◆ GIVEN DATA ◆
----

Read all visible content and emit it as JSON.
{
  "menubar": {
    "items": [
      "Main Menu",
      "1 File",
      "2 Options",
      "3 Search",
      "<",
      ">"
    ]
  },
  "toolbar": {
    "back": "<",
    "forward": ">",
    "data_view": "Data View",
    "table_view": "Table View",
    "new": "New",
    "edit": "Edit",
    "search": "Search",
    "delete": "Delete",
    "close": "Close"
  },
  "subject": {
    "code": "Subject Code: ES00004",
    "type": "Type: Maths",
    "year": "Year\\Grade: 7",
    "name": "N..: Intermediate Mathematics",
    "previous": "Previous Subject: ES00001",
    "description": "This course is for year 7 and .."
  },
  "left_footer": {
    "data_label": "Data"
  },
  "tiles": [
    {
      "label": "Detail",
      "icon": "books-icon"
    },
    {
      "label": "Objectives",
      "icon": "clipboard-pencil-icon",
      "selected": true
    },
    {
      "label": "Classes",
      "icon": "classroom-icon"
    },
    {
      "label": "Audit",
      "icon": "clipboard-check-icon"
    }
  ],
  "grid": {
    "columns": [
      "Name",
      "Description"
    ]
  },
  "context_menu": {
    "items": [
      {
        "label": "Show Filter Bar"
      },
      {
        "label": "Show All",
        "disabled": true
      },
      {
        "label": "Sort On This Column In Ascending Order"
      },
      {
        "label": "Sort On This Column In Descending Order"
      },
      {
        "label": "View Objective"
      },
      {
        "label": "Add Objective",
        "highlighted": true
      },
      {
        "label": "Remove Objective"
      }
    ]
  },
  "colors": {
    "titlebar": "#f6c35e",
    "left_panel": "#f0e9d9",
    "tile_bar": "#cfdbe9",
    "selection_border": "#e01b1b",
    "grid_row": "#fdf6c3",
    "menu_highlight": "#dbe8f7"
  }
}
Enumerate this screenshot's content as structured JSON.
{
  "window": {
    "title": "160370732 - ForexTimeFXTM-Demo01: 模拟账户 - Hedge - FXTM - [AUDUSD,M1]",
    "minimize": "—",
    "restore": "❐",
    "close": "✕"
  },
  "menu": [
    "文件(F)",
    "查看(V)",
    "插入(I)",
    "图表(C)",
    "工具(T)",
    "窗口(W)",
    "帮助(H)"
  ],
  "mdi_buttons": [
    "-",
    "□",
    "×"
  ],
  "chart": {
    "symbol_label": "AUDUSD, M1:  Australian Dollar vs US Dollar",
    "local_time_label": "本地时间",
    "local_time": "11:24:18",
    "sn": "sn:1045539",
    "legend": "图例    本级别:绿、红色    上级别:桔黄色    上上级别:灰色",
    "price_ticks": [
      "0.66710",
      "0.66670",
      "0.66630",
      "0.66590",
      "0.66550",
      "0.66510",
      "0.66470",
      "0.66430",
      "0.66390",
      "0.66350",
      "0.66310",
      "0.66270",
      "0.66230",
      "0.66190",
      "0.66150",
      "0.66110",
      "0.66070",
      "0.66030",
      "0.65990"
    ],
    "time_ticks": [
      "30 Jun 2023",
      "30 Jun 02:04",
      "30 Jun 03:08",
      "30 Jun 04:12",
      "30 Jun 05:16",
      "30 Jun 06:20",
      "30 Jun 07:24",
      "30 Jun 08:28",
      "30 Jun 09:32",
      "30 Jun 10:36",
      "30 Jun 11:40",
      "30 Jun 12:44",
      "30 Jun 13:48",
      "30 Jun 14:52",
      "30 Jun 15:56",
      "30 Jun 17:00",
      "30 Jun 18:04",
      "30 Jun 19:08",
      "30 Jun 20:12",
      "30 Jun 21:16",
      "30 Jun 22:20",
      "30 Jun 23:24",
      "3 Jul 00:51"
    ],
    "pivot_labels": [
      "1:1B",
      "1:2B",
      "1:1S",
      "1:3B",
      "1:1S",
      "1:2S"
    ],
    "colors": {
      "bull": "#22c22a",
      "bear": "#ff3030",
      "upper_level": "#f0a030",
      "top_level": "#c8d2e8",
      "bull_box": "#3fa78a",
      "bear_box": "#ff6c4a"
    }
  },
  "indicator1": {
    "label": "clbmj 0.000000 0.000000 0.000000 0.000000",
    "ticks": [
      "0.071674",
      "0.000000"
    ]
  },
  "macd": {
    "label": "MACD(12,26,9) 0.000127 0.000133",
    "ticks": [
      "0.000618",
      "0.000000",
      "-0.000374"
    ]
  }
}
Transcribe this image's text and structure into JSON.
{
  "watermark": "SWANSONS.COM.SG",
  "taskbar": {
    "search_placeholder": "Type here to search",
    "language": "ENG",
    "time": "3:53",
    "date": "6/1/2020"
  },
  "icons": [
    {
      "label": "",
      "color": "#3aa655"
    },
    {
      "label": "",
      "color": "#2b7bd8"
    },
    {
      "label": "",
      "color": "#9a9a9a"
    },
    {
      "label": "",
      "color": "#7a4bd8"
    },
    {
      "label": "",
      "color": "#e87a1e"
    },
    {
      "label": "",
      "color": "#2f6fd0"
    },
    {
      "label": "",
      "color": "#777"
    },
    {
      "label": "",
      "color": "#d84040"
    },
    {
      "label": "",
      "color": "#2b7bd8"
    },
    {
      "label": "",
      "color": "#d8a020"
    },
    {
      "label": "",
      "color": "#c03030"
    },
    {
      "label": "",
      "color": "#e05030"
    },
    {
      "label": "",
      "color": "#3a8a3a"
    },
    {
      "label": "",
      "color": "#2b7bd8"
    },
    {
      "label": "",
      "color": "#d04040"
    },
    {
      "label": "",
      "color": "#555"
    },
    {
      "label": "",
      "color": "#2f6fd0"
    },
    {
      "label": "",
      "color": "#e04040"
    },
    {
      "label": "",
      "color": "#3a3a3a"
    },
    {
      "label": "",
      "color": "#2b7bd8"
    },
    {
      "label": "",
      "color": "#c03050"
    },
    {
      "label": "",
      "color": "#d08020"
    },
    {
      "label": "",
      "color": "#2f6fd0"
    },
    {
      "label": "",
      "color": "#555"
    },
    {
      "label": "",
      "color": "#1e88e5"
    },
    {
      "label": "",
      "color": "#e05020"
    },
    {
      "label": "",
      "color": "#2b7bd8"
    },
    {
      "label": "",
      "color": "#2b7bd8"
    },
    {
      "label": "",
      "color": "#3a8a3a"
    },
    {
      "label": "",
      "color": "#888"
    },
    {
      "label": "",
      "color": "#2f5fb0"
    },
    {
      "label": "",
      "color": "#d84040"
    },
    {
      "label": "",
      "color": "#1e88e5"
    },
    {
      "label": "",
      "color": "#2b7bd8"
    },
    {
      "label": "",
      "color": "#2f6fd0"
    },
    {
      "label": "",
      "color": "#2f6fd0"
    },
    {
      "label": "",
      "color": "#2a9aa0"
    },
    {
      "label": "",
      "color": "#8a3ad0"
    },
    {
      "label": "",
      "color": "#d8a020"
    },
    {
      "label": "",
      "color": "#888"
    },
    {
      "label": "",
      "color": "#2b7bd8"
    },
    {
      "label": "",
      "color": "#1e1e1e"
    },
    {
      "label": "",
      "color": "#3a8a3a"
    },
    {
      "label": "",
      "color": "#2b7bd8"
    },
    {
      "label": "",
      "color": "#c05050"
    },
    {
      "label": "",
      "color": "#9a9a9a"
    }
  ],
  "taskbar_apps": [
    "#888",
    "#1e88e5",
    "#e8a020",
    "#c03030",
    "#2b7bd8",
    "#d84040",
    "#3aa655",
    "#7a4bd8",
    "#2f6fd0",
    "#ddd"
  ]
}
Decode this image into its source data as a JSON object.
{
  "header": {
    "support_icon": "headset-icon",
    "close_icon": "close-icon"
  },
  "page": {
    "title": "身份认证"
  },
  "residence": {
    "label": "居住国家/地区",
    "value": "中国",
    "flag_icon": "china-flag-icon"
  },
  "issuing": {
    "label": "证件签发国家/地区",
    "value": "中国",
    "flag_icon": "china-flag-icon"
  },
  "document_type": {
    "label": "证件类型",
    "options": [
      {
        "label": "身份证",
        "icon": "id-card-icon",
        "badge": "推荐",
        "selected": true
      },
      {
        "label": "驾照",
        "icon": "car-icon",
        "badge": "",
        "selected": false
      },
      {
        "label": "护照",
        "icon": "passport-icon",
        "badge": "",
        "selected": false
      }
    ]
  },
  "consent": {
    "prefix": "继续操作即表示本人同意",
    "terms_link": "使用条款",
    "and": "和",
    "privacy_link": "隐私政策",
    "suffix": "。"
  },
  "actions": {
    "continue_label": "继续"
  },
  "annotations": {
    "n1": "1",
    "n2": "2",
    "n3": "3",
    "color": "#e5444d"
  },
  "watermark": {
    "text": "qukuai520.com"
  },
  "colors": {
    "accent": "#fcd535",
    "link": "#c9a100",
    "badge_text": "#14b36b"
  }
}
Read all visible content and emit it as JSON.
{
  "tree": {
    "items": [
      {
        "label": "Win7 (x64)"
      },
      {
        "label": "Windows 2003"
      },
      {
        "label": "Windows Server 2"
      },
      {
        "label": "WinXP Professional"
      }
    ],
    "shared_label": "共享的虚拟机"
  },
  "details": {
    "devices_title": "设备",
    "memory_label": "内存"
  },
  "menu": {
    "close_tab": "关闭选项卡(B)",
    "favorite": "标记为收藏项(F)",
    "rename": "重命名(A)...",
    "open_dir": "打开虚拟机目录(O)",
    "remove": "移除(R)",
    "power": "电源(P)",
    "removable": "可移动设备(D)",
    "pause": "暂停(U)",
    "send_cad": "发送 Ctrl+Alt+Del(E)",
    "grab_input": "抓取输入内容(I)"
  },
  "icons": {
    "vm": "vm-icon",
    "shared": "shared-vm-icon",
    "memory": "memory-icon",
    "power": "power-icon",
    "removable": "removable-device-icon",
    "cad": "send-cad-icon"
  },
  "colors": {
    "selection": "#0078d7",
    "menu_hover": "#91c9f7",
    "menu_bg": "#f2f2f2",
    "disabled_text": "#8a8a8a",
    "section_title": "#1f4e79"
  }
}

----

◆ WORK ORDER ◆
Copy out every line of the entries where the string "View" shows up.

◆ TASK SOLUTION ◆
    "data_view": "Data View",
    "table_view": "Table View",
        "label": "View Objective"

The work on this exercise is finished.